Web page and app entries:
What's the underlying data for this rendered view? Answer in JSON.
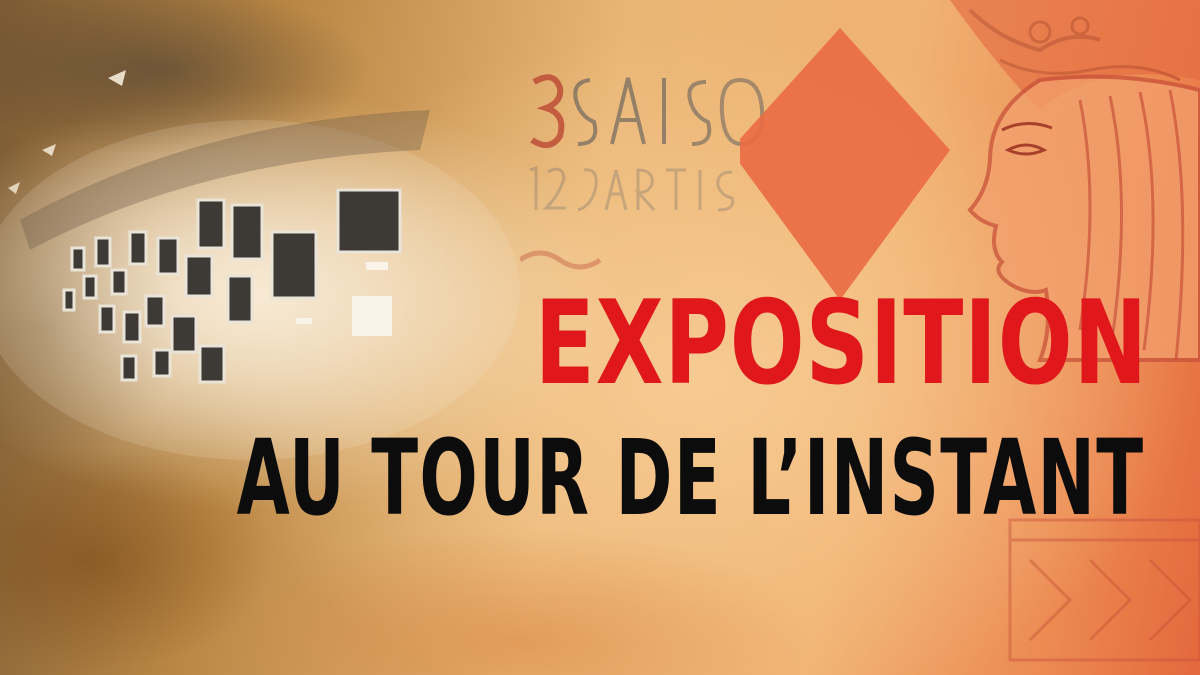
{
  "headline": {
    "title": "EXPOSITION",
    "subtitle": "AU TOUR DE L’INSTANT"
  },
  "colors": {
    "title": "#e0171b",
    "subtitle": "#0c0c0c",
    "background_warm": "#f0b271",
    "background_red": "#e4683c"
  },
  "imagery": {
    "gallery_photo": "exhibition-wall-with-framed-photographs",
    "card_art": "playing-card-queen-with-diamond"
  }
}
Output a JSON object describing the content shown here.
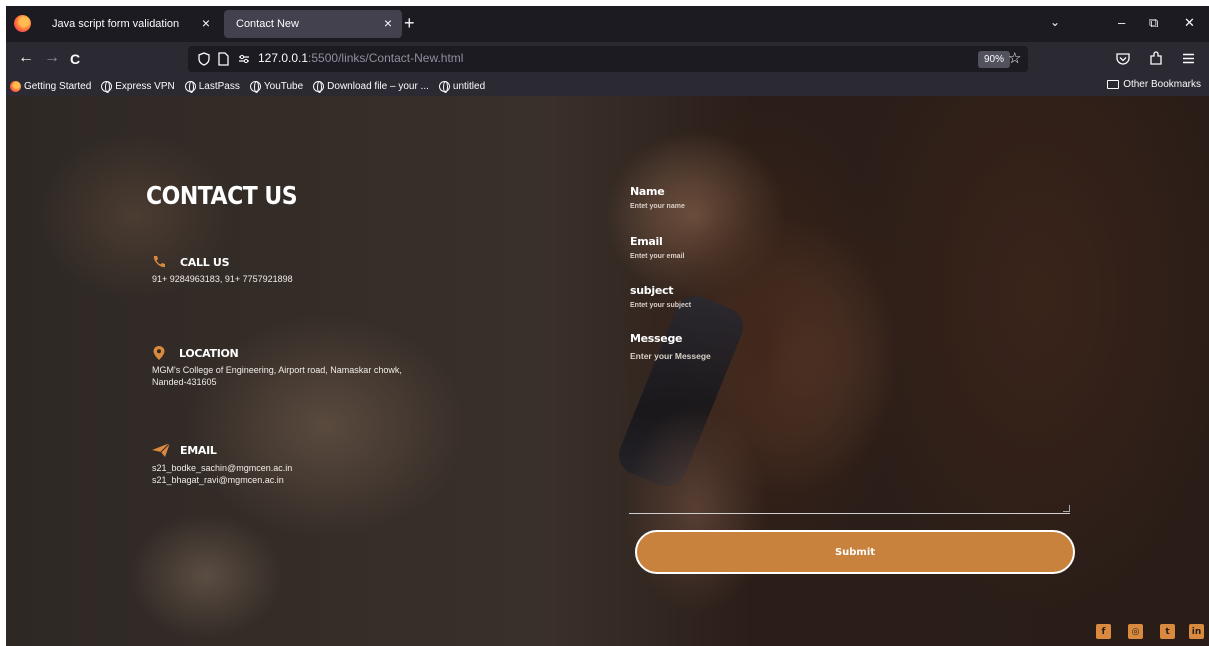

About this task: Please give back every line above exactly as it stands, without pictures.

Response box:
What's the underlying data for this rendered view? Answer in JSON.
{
  "headline": {
    "title": "EXPOSITION",
    "subtitle": "AU TOUR DE L’INSTANT"
  },
  "colors": {
    "title": "#e0171b",
    "subtitle": "#0c0c0c",
    "background_warm": "#f0b271",
    "background_red": "#e4683c"
  },
  "imagery": {
    "gallery_photo": "exhibition-wall-with-framed-photographs",
    "card_art": "playing-card-queen-with-diamond"
  }
}
Output a JSON object describing the content shown here.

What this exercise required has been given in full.